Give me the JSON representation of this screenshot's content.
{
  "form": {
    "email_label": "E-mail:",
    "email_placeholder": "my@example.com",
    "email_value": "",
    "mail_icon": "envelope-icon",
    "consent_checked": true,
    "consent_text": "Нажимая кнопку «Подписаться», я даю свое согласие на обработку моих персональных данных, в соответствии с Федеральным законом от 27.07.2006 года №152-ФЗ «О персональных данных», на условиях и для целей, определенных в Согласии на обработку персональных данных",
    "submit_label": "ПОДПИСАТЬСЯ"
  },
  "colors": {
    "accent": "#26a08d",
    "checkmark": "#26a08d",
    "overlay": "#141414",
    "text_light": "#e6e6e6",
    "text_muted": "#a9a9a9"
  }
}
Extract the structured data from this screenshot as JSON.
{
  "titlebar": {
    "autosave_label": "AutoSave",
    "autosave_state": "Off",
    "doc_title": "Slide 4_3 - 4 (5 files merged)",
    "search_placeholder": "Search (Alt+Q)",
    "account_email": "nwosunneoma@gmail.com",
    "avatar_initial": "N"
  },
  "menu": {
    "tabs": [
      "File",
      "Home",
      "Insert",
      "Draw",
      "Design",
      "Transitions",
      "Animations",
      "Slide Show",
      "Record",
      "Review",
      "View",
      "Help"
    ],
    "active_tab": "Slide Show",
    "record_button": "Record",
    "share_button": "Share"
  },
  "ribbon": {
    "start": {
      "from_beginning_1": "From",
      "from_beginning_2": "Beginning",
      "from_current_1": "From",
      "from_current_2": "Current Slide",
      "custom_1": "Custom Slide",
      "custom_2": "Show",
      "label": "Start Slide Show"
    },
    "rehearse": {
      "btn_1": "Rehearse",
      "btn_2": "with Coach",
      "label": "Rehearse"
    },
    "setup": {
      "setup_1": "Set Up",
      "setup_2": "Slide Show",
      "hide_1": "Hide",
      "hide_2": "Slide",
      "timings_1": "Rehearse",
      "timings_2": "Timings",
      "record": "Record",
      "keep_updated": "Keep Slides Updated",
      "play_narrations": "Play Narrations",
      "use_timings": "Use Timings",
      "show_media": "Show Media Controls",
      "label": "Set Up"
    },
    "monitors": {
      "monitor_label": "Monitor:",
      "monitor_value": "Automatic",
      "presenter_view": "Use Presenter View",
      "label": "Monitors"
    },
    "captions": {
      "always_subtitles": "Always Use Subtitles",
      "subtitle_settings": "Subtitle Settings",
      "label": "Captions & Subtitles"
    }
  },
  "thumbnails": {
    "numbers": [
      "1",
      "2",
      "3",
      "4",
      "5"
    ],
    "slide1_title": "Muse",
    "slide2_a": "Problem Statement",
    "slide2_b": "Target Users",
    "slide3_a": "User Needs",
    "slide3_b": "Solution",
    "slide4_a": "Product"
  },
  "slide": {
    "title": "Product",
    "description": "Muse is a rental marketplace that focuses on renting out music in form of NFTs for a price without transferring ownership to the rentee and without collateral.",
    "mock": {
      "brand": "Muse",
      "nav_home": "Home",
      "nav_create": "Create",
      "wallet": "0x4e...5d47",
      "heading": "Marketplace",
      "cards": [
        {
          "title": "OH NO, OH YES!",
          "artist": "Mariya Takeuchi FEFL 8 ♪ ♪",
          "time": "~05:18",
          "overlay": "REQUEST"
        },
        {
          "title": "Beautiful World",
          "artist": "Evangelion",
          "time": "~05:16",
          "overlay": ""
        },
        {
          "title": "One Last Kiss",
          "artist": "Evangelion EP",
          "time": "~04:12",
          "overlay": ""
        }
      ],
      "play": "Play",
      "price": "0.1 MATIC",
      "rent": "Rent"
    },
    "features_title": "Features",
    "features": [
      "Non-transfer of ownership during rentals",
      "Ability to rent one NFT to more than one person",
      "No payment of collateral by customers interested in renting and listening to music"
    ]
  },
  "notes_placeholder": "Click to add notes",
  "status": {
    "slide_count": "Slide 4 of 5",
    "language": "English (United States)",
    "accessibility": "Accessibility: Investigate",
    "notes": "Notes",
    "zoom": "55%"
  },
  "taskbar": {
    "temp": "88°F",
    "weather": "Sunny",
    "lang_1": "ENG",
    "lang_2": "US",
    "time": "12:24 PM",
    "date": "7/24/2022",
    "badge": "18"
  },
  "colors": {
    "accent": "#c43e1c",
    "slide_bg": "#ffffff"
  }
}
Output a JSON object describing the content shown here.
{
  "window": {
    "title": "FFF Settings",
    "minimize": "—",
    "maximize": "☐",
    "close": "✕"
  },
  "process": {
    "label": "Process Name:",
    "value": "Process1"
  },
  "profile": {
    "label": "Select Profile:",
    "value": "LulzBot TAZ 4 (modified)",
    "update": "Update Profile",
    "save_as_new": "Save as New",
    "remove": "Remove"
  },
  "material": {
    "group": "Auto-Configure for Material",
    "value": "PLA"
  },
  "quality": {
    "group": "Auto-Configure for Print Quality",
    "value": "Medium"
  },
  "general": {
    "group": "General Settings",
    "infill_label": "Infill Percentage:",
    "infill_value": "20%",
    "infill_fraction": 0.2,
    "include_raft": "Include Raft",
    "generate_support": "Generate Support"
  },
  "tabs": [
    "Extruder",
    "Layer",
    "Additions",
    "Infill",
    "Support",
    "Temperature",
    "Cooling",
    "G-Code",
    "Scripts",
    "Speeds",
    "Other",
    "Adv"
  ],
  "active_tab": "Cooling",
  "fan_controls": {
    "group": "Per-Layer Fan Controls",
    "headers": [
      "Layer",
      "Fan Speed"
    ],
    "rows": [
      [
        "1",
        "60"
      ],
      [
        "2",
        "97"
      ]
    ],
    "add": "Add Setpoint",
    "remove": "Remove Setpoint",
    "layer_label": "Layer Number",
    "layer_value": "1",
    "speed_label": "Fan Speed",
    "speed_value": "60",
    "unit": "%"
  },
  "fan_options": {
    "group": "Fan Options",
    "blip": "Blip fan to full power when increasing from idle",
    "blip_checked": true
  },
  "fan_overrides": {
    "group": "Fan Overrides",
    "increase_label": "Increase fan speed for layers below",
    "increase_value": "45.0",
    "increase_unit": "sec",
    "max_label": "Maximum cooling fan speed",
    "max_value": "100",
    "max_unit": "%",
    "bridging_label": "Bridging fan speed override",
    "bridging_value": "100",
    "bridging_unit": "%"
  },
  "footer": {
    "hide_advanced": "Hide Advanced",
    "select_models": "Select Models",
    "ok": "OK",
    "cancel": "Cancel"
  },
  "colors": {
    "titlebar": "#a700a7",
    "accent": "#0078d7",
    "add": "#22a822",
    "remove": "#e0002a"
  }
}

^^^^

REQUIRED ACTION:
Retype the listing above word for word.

EXERCISE SOLUTION:
Give me the JSON representation of this screenshot's content.
{
  "form": {
    "email_label": "E-mail:",
    "email_placeholder": "my@example.com",
    "email_value": "",
    "mail_icon": "envelope-icon",
    "consent_checked": true,
    "consent_text": "Нажимая кнопку «Подписаться», я даю свое согласие на обработку моих персональных данных, в соответствии с Федеральным законом от 27.07.2006 года №152-ФЗ «О персональных данных», на условиях и для целей, определенных в Согласии на обработку персональных данных",
    "submit_label": "ПОДПИСАТЬСЯ"
  },
  "colors": {
    "accent": "#26a08d",
    "checkmark": "#26a08d",
    "overlay": "#141414",
    "text_light": "#e6e6e6",
    "text_muted": "#a9a9a9"
  }
}
Extract the structured data from this screenshot as JSON.
{
  "titlebar": {
    "autosave_label": "AutoSave",
    "autosave_state": "Off",
    "doc_title": "Slide 4_3 - 4 (5 files merged)",
    "search_placeholder": "Search (Alt+Q)",
    "account_email": "nwosunneoma@gmail.com",
    "avatar_initial": "N"
  },
  "menu": {
    "tabs": [
      "File",
      "Home",
      "Insert",
      "Draw",
      "Design",
      "Transitions",
      "Animations",
      "Slide Show",
      "Record",
      "Review",
      "View",
      "Help"
    ],
    "active_tab": "Slide Show",
    "record_button": "Record",
    "share_button": "Share"
  },
  "ribbon": {
    "start": {
      "from_beginning_1": "From",
      "from_beginning_2": "Beginning",
      "from_current_1": "From",
      "from_current_2": "Current Slide",
      "custom_1": "Custom Slide",
      "custom_2": "Show",
      "label": "Start Slide Show"
    },
    "rehearse": {
      "btn_1": "Rehearse",
      "btn_2": "with Coach",
      "label": "Rehearse"
    },
    "setup": {
      "setup_1": "Set Up",
      "setup_2": "Slide Show",
      "hide_1": "Hide",
      "hide_2": "Slide",
      "timings_1": "Rehearse",
      "timings_2": "Timings",
      "record": "Record",
      "keep_updated": "Keep Slides Updated",
      "play_narrations": "Play Narrations",
      "use_timings": "Use Timings",
      "show_media": "Show Media Controls",
      "label": "Set Up"
    },
    "monitors": {
      "monitor_label": "Monitor:",
      "monitor_value": "Automatic",
      "presenter_view": "Use Presenter View",
      "label": "Monitors"
    },
    "captions": {
      "always_subtitles": "Always Use Subtitles",
      "subtitle_settings": "Subtitle Settings",
      "label": "Captions & Subtitles"
    }
  },
  "thumbnails": {
    "numbers": [
      "1",
      "2",
      "3",
      "4",
      "5"
    ],
    "slide1_title": "Muse",
    "slide2_a": "Problem Statement",
    "slide2_b": "Target Users",
    "slide3_a": "User Needs",
    "slide3_b": "Solution",
    "slide4_a": "Product"
  },
  "slide": {
    "title": "Product",
    "description": "Muse is a rental marketplace that focuses on renting out music in form of NFTs for a price without transferring ownership to the rentee and without collateral.",
    "mock": {
      "brand": "Muse",
      "nav_home": "Home",
      "nav_create": "Create",
      "wallet": "0x4e...5d47",
      "heading": "Marketplace",
      "cards": [
        {
          "title": "OH NO, OH YES!",
          "artist": "Mariya Takeuchi FEFL 8 ♪ ♪",
          "time": "~05:18",
          "overlay": "REQUEST"
        },
        {
          "title": "Beautiful World",
          "artist": "Evangelion",
          "time": "~05:16",
          "overlay": ""
        },
        {
          "title": "One Last Kiss",
          "artist": "Evangelion EP",
          "time": "~04:12",
          "overlay": ""
        }
      ],
      "play": "Play",
      "price": "0.1 MATIC",
      "rent": "Rent"
    },
    "features_title": "Features",
    "features": [
      "Non-transfer of ownership during rentals",
      "Ability to rent one NFT to more than one person",
      "No payment of collateral by customers interested in renting and listening to music"
    ]
  },
  "notes_placeholder": "Click to add notes",
  "status": {
    "slide_count": "Slide 4 of 5",
    "language": "English (United States)",
    "accessibility": "Accessibility: Investigate",
    "notes": "Notes",
    "zoom": "55%"
  },
  "taskbar": {
    "temp": "88°F",
    "weather": "Sunny",
    "lang_1": "ENG",
    "lang_2": "US",
    "time": "12:24 PM",
    "date": "7/24/2022",
    "badge": "18"
  },
  "colors": {
    "accent": "#c43e1c",
    "slide_bg": "#ffffff"
  }
}
Output a JSON object describing the content shown here.
{
  "window": {
    "title": "FFF Settings",
    "minimize": "—",
    "maximize": "☐",
    "close": "✕"
  },
  "process": {
    "label": "Process Name:",
    "value": "Process1"
  },
  "profile": {
    "label": "Select Profile:",
    "value": "LulzBot TAZ 4 (modified)",
    "update": "Update Profile",
    "save_as_new": "Save as New",
    "remove": "Remove"
  },
  "material": {
    "group": "Auto-Configure for Material",
    "value": "PLA"
  },
  "quality": {
    "group": "Auto-Configure for Print Quality",
    "value": "Medium"
  },
  "general": {
    "group": "General Settings",
    "infill_label": "Infill Percentage:",
    "infill_value": "20%",
    "infill_fraction": 0.2,
    "include_raft": "Include Raft",
    "generate_support": "Generate Support"
  },
  "tabs": [
    "Extruder",
    "Layer",
    "Additions",
    "Infill",
    "Support",
    "Temperature",
    "Cooling",
    "G-Code",
    "Scripts",
    "Speeds",
    "Other",
    "Adv"
  ],
  "active_tab": "Cooling",
  "fan_controls": {
    "group": "Per-Layer Fan Controls",
    "headers": [
      "Layer",
      "Fan Speed"
    ],
    "rows": [
      [
        "1",
        "60"
      ],
      [
        "2",
        "97"
      ]
    ],
    "add": "Add Setpoint",
    "remove": "Remove Setpoint",
    "layer_label": "Layer Number",
    "layer_value": "1",
    "speed_label": "Fan Speed",
    "speed_value": "60",
    "unit": "%"
  },
  "fan_options": {
    "group": "Fan Options",
    "blip": "Blip fan to full power when increasing from idle",
    "blip_checked": true
  },
  "fan_overrides": {
    "group": "Fan Overrides",
    "increase_label": "Increase fan speed for layers below",
    "increase_value": "45.0",
    "increase_unit": "sec",
    "max_label": "Maximum cooling fan speed",
    "max_value": "100",
    "max_unit": "%",
    "bridging_label": "Bridging fan speed override",
    "bridging_value": "100",
    "bridging_unit": "%"
  },
  "footer": {
    "hide_advanced": "Hide Advanced",
    "select_models": "Select Models",
    "ok": "OK",
    "cancel": "Cancel"
  },
  "colors": {
    "titlebar": "#a700a7",
    "accent": "#0078d7",
    "add": "#22a822",
    "remove": "#e0002a"
  }
}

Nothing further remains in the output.